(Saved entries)
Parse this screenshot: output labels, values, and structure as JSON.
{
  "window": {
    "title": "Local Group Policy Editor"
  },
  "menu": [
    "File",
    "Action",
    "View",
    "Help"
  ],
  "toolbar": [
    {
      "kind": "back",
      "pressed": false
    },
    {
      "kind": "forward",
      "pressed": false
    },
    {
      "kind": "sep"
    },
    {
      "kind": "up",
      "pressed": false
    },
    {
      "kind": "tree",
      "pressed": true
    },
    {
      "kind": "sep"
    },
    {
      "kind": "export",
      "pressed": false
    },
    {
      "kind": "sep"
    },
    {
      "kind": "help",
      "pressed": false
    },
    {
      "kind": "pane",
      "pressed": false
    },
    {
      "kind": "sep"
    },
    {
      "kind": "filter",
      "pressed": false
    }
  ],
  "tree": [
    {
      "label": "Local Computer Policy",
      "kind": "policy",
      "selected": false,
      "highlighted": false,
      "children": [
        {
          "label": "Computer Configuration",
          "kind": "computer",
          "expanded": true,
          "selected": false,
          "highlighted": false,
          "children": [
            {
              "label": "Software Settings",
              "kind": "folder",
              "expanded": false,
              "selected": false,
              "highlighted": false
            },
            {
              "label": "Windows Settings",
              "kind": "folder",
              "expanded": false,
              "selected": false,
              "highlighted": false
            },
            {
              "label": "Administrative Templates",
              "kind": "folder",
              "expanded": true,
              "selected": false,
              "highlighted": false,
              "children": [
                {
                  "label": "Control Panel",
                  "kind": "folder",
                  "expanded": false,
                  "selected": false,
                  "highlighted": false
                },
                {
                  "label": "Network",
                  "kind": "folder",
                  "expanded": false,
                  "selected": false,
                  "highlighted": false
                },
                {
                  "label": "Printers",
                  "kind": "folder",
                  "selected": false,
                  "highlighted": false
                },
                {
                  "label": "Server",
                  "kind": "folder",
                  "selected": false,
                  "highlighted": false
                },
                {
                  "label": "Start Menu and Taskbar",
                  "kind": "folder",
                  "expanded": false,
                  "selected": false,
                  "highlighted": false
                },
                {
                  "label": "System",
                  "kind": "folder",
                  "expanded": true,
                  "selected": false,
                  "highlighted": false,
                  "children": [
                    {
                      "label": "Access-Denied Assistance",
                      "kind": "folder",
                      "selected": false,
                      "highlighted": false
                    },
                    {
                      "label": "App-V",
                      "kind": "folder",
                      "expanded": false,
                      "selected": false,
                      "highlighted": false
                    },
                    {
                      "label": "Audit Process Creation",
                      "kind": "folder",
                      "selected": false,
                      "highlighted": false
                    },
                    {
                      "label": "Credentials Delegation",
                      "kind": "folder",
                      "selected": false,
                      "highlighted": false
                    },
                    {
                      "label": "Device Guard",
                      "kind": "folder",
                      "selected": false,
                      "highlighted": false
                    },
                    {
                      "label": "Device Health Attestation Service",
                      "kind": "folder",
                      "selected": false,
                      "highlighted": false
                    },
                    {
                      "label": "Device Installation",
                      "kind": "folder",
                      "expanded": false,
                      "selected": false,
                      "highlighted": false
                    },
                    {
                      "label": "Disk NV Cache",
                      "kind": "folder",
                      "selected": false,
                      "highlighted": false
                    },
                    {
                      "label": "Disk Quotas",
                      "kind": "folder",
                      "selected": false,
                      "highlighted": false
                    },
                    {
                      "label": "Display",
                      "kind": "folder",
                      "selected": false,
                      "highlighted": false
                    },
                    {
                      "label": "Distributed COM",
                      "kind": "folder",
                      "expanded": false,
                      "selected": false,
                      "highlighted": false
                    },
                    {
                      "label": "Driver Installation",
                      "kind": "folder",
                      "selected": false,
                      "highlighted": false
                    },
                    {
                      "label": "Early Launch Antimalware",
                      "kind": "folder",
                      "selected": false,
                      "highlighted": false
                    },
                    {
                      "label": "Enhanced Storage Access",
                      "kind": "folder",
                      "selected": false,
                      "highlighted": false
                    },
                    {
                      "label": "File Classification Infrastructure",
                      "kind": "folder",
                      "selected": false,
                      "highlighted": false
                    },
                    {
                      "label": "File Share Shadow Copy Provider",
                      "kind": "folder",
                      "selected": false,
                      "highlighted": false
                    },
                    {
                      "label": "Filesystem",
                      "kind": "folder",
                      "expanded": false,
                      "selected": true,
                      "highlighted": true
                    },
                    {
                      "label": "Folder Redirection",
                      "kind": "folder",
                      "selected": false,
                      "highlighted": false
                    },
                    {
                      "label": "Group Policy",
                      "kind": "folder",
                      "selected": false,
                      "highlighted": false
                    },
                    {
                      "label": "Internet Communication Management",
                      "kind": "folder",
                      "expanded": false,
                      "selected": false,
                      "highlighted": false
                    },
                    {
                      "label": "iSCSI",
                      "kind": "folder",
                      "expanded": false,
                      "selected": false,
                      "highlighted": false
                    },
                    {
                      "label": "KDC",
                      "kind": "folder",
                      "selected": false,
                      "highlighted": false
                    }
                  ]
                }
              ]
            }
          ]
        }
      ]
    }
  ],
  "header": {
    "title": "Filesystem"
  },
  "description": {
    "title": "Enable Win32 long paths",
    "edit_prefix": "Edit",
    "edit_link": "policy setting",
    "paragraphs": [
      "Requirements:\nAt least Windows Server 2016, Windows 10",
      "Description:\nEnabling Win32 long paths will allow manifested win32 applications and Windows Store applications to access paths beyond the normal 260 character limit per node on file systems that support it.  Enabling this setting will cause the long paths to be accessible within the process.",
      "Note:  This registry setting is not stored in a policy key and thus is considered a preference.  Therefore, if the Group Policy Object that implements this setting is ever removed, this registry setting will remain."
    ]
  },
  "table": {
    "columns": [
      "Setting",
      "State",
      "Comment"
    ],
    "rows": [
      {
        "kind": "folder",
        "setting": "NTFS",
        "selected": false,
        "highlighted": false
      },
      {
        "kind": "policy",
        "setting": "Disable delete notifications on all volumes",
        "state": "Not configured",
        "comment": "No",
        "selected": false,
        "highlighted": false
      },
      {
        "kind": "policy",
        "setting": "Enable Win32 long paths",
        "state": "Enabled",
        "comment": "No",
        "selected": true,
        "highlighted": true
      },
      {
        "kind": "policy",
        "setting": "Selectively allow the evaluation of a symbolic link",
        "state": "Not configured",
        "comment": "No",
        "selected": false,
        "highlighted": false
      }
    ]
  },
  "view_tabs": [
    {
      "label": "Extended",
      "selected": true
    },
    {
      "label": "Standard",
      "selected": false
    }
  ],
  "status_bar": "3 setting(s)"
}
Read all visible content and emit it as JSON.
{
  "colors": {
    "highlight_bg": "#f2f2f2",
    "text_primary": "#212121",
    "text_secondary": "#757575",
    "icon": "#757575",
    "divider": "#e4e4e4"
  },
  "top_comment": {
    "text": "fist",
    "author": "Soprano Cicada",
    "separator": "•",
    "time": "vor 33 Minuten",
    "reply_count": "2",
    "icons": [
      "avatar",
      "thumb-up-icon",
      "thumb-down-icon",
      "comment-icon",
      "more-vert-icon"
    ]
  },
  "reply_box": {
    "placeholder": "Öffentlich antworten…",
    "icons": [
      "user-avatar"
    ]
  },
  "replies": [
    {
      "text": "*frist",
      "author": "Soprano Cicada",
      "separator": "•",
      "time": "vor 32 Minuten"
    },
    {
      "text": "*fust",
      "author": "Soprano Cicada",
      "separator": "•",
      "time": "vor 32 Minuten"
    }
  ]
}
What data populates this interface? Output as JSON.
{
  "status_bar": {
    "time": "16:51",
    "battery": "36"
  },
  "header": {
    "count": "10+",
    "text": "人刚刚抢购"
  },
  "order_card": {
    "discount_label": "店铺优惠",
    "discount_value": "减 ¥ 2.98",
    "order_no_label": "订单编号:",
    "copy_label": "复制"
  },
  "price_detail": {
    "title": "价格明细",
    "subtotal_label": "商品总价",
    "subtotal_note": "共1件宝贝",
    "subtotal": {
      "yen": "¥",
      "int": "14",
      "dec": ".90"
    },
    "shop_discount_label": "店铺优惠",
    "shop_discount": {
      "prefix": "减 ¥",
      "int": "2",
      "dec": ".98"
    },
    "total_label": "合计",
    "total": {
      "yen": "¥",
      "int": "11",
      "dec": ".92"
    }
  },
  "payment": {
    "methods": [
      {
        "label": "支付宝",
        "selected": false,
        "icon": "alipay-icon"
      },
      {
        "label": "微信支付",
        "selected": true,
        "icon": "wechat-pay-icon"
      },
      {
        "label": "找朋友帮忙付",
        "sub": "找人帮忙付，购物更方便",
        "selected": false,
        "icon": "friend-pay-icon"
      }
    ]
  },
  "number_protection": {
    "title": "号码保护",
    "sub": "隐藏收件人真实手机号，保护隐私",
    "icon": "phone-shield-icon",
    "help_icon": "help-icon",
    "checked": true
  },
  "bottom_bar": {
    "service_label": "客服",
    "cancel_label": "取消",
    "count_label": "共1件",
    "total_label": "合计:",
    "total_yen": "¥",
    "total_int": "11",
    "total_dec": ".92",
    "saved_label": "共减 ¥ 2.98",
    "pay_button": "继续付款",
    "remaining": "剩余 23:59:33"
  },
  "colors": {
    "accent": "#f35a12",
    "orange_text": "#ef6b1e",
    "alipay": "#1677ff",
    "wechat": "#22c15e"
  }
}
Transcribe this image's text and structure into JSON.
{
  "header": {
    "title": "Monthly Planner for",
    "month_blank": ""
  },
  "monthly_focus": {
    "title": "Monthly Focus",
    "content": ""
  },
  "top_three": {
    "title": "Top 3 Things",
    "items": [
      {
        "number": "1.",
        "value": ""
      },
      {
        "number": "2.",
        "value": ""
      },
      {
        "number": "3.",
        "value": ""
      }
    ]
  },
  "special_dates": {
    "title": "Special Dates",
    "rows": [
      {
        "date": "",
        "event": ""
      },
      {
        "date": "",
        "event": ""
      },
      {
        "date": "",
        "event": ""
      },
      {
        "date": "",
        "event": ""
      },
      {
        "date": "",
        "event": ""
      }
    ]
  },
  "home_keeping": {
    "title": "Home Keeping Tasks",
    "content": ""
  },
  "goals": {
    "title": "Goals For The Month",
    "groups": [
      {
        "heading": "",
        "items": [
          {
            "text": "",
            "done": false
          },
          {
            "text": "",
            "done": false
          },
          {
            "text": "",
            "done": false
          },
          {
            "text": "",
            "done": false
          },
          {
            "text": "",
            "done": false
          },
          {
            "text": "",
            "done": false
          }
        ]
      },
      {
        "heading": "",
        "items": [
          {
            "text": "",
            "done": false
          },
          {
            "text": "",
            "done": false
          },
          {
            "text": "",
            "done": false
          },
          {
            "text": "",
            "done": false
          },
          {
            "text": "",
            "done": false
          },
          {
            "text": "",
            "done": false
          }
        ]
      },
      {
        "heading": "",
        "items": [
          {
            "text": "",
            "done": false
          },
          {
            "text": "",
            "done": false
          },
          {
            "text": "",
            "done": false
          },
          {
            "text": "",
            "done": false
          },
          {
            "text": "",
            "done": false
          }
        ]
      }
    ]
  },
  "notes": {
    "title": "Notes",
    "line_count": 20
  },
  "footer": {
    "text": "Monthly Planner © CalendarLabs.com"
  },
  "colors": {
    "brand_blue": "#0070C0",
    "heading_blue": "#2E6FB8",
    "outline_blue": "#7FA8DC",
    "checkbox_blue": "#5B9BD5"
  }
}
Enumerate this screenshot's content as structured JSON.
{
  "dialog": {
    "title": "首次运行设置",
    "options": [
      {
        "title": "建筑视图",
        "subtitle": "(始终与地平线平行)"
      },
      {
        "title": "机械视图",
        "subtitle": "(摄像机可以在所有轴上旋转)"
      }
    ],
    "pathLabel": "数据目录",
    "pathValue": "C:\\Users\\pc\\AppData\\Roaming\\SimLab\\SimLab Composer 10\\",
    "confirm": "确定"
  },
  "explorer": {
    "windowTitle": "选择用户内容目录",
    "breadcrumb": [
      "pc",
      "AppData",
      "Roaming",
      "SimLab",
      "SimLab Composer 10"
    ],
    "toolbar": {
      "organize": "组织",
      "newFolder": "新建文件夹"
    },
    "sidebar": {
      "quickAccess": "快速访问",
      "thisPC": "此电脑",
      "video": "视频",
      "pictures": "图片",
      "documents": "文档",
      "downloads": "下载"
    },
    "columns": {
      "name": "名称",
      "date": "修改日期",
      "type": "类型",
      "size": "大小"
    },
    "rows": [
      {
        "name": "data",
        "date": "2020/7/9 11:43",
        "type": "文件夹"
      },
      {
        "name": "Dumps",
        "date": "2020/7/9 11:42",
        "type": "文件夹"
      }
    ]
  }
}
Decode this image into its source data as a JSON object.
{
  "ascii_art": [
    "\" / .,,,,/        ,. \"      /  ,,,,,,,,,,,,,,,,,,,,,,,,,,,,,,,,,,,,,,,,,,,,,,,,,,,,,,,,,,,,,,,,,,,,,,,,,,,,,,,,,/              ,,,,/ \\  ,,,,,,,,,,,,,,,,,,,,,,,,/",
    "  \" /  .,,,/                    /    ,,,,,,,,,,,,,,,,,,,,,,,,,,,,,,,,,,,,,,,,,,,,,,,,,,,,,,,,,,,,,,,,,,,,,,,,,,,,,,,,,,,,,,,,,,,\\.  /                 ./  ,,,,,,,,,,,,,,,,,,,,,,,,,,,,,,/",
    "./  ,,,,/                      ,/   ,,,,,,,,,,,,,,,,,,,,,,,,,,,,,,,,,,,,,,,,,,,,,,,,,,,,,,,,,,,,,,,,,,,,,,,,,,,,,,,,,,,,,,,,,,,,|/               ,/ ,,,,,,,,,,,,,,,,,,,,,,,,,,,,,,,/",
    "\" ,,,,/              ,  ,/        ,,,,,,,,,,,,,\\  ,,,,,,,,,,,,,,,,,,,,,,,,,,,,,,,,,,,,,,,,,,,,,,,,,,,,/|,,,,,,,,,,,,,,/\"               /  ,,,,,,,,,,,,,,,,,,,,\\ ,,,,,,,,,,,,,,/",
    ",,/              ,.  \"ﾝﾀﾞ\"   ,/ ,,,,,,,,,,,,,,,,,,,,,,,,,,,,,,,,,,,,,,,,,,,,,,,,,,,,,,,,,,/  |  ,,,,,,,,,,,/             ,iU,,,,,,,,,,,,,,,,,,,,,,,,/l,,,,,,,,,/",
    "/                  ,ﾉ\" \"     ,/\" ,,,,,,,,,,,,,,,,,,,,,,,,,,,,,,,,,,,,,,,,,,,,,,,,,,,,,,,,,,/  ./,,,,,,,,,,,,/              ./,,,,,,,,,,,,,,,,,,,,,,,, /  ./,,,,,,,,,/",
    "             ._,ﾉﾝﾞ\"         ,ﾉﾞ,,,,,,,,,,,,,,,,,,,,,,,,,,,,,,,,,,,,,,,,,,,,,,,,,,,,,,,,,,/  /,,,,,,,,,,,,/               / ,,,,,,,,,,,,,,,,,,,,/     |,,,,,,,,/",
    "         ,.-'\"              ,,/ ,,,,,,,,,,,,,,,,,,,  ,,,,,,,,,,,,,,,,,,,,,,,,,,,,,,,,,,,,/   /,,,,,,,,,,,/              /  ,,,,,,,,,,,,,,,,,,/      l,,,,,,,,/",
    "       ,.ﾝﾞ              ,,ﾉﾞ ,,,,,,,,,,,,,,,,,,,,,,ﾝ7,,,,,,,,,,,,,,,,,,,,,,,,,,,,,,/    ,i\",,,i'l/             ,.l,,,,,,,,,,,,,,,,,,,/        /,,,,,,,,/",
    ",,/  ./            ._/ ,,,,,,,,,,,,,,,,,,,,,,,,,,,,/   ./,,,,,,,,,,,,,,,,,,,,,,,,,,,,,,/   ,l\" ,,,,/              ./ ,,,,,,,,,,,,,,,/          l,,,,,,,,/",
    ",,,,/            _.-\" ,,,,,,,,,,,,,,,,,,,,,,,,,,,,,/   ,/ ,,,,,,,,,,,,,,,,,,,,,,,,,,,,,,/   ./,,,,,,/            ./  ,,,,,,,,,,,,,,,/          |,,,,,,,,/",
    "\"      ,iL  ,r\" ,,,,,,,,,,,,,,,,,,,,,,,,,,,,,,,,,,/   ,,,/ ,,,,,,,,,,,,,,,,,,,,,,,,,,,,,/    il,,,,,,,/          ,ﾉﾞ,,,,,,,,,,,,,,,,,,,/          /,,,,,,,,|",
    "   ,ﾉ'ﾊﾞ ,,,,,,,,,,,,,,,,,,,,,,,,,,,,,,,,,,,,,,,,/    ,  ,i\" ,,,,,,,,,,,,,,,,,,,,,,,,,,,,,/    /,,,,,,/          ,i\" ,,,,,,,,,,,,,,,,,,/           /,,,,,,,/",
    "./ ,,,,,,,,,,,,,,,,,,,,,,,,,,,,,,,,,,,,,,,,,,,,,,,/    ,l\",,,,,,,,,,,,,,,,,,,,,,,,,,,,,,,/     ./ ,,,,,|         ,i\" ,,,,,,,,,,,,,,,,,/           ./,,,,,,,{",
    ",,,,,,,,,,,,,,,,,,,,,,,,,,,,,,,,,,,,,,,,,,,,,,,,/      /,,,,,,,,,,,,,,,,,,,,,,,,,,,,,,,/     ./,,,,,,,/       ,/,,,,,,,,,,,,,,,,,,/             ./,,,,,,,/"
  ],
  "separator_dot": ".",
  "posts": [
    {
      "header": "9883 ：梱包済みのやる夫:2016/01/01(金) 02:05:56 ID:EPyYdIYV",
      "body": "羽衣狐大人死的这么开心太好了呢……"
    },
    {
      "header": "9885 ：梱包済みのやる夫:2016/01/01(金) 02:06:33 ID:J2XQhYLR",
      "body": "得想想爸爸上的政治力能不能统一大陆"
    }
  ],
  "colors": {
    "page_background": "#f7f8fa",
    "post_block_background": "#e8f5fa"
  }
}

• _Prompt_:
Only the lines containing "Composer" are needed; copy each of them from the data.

• _Exercise solution_:
    "pathValue": "C:\\Users\\pc\\AppData\\Roaming\\SimLab\\SimLab Composer 10\\",
      "SimLab Composer 10"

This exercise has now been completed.